Yet even so, some of the results were explosive. In 1764, King Louis XV ordered the expulsion from France of the Jesuit order—a direct slap at the pope and his church. (At around the same time, other European countries and empires, each with its own grievance, also expelled the Jesuits.)
And in France, as historian Campbell explains, the Jansenists took the lead against the Jesuits:
It was the Jansenists who organized the attack on their arch-enemies the Jesuits which culminated in the trial and banning of the Order…. The group, the parti janséniste as it was known to contemporaries, possessed a closely organized inner corps and operated as a highly effective pressure group in politics.
So we can see: long before the events of 1789, nascent French nationalism was pushing back on papal authority. In fact, the general trend since the Reformation has been the rising of the nation-state and the diminishing of Catholicism’s international political power.
Yet even so, the trend has not been entirely one way; sometimes the sacred still gets the better of the secular. For instance, Pope John Paul II’s June 1979 visit to Poland, then yoked under communism, evoked an enormous popular reaction among the Poles. It’s certainly possible to argue that John Paul’s visit was the spark in a chain reaction that led to the fall of the Berlin Wall, the liberation of captive nations, and the collapse of the Soviet Union.
Indeed, echoes of old dynamics still resound in Poland. Today’s Polish Catholic church could be described as neo-Jansenistic; it is well to the right of Pope Francis on piety—on issues such as abortion and gay rights—and politically it is closer to Warsaw than to Rome.
In response, Francis’s global church has, as we have seen, moved left on political issues. On migration, the church is now with international organizations such as the European Union—or maybe even further to the left, in the company of, say, George Soros’s Open Society foundations. This sort of shift, of course, is familiar: mainline Protestantism long ago threw in with internationalism, even with world federalism.
In fact, it seems that world governance bodies, avowedly secular though they might be, nevertheless manage to fill, in the minds of their adherents, some of the psychic space once occupied by religious institutions.
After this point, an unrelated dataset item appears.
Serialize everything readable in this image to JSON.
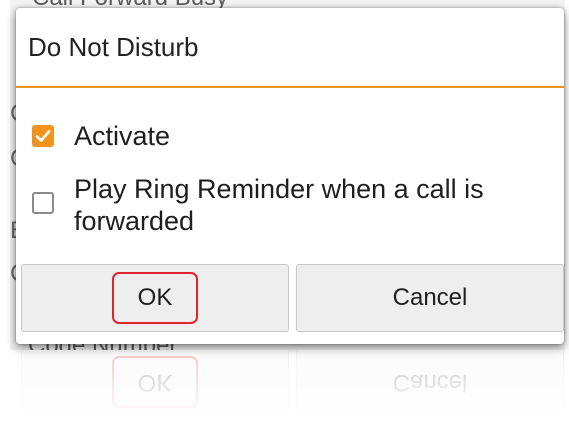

By this reckoning, Brussels is the new Rome.
Today, the EU is another protagonist in the long power struggle between church and state. Here at TAC, Will Collins described the new era, as nation-states jostle for power with both Brussels and Rome:
Just as Eastern European nationalism is a necessary constraint on an overly ambitious European Union, the revival of distinctly national religious traditions may prove a useful corrective to theological overreach. Pious Polish Catholics are under no obligation to embrace Pope Francis’s vision of a Europe without borders.
That vision would take us back to the days before nationalism, before Jansenism, before the Reformation, before even the Great Schism with Orthodox Christians in the 11th century. Yes, the continent has always had its squabbles and wars, but back then, at least in theory, Europeans were united in Christendom—and under papal authority.
As we know, this vision of European unity is forever attractive, even seductive, to many, and for them to achieve it, no sacrifice seems too great. Of course, in the future, if a reunified Europe were ever to happen—or even, who knows, a unified world—it would likely not be Catholic, or even Christian.
Surely Francis knows all this. Yet surely he recalls from history that his church has been strongest when nation states were weakest. Indeed, perhaps he is animated by a newer vision of mankind’s salvation. Perhaps he is looking to build a new structure with new beliefs.
And again, nobody can say that it would have to be Christian.